(Data records for software interfaces)
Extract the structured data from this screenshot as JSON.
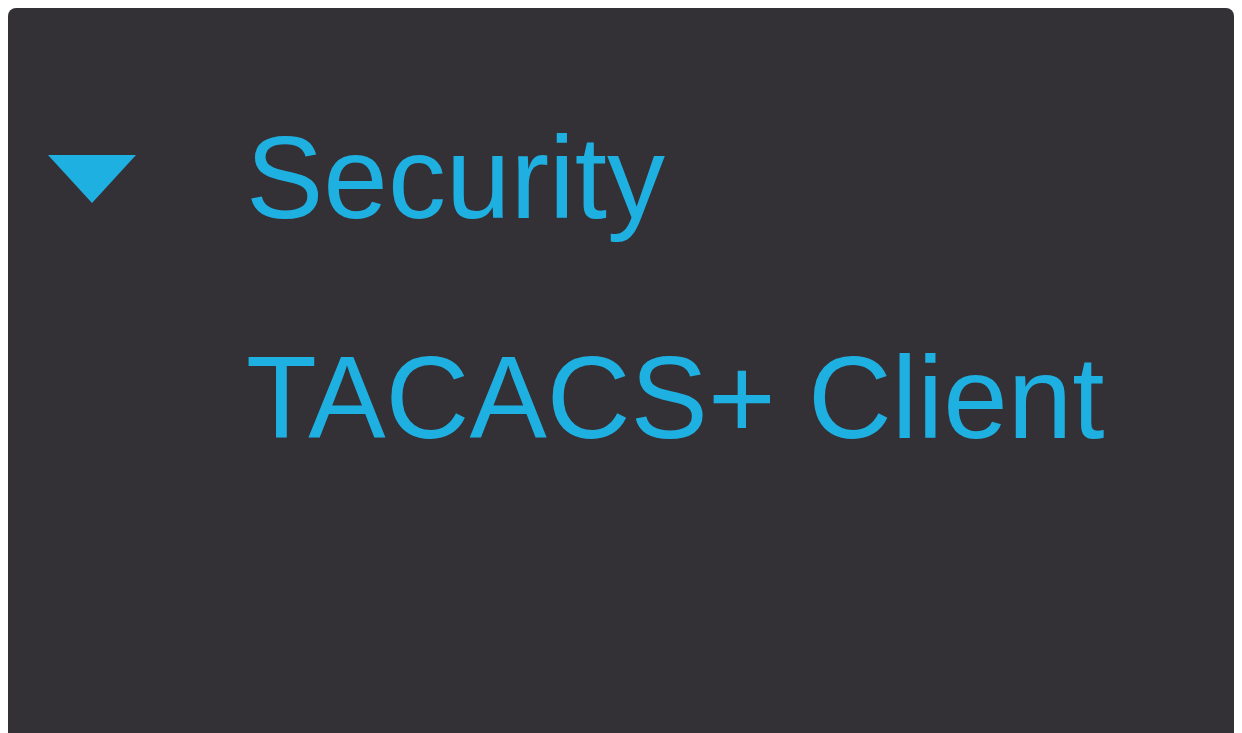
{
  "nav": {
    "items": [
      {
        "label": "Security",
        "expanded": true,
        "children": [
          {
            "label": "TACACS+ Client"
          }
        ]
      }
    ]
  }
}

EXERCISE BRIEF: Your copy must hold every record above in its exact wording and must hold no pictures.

SOLUTION TO THE EXERCISE:
Extract the structured data from this screenshot as JSON.
{
  "nav": {
    "items": [
      {
        "label": "Security",
        "expanded": true,
        "children": [
          {
            "label": "TACACS+ Client"
          }
        ]
      }
    ]
  }
}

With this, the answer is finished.